To achieve Excellent grades, stones would have to be cut one at a time by a professional lapidarist. These custom-cut gemstones would be cut with particular facet designs in mind for each piece of material. Each design would be selected to bring out the potential beauty of the individual stone. A stone like this can truly be called a jewel, a term I’m afraid you seldom hear any more.
The custom process takes time and a great deal of effort. Custom-cut gemstones don’t fit into the mass production process that retail outlets demand. For commercial jewelers, time is money. This is the main reason you won’t see these jewels at any chain jewelers. This is also why these gems demand a premium price. They are rare indeed and worth much more in the short and long run. Custom-cut gemstones usually appraise 40%-70% higher than similar factory-cut stones.
I hope this helps answer your inquiry.
Ron Campbell, Central Coast Gem Lab
Why The Market Values Of Custom-Cut Gemstones Aren’t Higher
It’s a sad fact of the gem market that it’s impossible for custom cutting, at least to “our” standards, to be an economically viable activity. Since the cost of labor frequently exceeds that of the stone, the only time we can justify spending several hours of skilled time on a gem is if the stone itself is potentially worth significantly more. (For example, if the stone is unusually large or a rare rough). I recently spent about 8 hours cutting a pink tourmaline of approximately two carats whose market value is about $60 per carat. That’s a poor return for my time. The reason for this is that factory cutting costs very little and, by and large, provides a product which satisfies the vast majority of the market.
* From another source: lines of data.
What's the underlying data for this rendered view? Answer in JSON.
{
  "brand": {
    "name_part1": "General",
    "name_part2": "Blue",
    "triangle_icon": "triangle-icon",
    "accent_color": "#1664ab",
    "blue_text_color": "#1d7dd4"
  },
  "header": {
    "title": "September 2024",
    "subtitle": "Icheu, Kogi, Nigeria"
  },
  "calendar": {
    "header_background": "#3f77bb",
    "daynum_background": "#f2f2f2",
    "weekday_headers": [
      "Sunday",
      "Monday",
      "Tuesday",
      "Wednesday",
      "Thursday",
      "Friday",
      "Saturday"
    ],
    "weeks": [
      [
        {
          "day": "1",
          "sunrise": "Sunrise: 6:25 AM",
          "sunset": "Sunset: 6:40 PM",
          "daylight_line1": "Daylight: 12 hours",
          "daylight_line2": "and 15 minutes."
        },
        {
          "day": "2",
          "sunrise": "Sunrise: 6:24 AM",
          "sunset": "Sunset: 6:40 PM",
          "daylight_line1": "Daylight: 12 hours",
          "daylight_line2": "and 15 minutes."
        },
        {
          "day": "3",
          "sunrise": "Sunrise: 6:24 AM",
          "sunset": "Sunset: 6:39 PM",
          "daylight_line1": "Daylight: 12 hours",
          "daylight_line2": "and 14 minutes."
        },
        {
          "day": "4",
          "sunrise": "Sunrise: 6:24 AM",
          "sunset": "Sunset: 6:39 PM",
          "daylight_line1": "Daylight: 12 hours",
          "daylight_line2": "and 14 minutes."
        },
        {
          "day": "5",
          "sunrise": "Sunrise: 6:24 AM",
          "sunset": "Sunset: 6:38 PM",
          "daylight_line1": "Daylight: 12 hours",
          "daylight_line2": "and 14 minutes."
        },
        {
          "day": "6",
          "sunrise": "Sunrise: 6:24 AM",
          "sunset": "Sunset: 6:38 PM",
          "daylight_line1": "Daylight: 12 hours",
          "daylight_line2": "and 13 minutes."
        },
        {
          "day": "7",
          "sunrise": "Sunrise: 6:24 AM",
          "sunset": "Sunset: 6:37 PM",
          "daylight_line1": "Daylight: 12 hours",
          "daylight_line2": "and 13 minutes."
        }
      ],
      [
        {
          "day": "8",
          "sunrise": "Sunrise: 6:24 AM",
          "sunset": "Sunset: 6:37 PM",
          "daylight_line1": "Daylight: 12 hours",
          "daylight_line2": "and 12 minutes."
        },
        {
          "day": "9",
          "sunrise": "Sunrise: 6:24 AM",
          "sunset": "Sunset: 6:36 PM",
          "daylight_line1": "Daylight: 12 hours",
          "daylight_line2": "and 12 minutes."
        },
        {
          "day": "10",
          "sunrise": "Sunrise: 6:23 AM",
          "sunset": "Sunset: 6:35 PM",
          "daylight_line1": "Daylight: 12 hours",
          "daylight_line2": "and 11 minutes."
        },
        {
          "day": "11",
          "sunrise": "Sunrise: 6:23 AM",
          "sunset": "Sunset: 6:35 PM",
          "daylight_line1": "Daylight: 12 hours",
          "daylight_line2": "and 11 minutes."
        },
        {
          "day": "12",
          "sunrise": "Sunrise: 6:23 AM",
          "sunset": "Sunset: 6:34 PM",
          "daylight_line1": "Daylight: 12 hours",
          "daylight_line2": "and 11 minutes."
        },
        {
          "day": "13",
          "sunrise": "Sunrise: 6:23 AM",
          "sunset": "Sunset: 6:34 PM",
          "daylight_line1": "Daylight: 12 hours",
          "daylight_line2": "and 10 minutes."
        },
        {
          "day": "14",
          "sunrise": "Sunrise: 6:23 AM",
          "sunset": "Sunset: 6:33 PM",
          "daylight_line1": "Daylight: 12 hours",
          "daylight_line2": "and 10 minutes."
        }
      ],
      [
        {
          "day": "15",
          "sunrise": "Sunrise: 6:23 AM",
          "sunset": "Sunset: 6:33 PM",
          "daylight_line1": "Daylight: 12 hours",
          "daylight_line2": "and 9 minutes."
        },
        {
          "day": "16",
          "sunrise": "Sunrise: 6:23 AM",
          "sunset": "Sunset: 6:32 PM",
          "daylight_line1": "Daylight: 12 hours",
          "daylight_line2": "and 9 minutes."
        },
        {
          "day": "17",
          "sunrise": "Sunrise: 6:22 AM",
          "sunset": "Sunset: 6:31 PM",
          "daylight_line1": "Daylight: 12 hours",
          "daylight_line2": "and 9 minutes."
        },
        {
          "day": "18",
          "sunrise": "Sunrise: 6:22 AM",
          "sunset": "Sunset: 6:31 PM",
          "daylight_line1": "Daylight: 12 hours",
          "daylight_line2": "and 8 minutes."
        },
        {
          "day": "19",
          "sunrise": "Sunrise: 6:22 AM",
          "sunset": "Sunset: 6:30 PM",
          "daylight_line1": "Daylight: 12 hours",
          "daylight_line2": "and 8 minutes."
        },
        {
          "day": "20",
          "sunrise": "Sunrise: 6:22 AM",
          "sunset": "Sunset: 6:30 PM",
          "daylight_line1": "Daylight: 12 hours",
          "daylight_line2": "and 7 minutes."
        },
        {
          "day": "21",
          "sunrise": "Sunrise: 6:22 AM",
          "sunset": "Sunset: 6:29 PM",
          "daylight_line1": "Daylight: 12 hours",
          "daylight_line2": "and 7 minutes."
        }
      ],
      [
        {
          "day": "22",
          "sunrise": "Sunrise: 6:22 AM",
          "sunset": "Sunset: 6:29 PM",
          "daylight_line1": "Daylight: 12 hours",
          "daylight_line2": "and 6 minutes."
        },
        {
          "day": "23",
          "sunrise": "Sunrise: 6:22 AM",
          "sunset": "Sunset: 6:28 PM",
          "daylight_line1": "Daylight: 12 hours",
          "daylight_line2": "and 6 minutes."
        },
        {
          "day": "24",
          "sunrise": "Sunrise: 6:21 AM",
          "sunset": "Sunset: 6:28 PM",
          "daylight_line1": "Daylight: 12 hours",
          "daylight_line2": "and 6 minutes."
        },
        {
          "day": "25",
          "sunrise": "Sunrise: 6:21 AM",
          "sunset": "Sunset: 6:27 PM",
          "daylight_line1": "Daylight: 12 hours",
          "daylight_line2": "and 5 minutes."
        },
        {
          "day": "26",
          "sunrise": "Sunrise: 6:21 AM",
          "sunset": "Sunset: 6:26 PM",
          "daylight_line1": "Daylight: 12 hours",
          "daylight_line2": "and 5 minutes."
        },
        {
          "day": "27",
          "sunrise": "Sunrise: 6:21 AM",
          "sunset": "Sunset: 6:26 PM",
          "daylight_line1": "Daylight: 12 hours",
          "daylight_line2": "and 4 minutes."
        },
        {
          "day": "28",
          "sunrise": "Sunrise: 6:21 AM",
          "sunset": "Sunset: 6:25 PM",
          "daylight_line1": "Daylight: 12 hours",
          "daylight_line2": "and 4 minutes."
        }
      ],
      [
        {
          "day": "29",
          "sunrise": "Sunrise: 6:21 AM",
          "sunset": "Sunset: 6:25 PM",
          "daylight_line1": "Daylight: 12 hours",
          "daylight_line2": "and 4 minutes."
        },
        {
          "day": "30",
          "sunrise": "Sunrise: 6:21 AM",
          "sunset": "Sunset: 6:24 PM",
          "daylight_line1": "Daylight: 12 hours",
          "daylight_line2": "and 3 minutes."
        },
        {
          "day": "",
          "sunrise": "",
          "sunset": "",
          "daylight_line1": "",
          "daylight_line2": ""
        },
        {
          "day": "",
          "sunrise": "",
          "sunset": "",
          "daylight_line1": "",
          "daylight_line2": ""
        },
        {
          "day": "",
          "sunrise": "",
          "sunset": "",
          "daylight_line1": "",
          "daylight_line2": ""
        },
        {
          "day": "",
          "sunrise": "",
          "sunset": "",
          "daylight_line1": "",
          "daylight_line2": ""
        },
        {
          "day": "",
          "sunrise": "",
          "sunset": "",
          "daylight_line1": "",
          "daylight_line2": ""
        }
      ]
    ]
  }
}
Millions of factory-cut stones are sold every year, compared to the few thousand custom-cut gemstones that we “connoisseurs” buy and sell. We have little leverage to increase the market value of quality-cut stones, despite their obvious attractions. The overwhelming majority of jewelry owners have never seen a well-cut stone. They’re amazed when they see one compared to the shallow, windowed, badly polished things in their own collections. They just were never aware that it was possible to achieve such results.
Can Your Factory-Cut Colored Gemstones Be Recut Into Custom-Cut Gemstones?
For colored gemstones, color and clarity are more important than cut for evaluation. Cut does influence color to some extent. However, there is a limit to how badly the color can be affected by cut. If your stones have excellent color, they might benefit from a custom recut.
You would need to have your gems examined by a lapidarist and get a price on custom recutting. If you can find someone knowledgeable who does good work, offers a reasonable price, and can recut without much weight loss, your gems may go up in value.
If you’re planning to sell these now custom-cut gemstones, keep in mind that anything custom is a high-end product. Finding a buyer who appreciates the finer things then becomes a necessity. Seller beware. The end result may be more difficult to sell at the premium it deserves.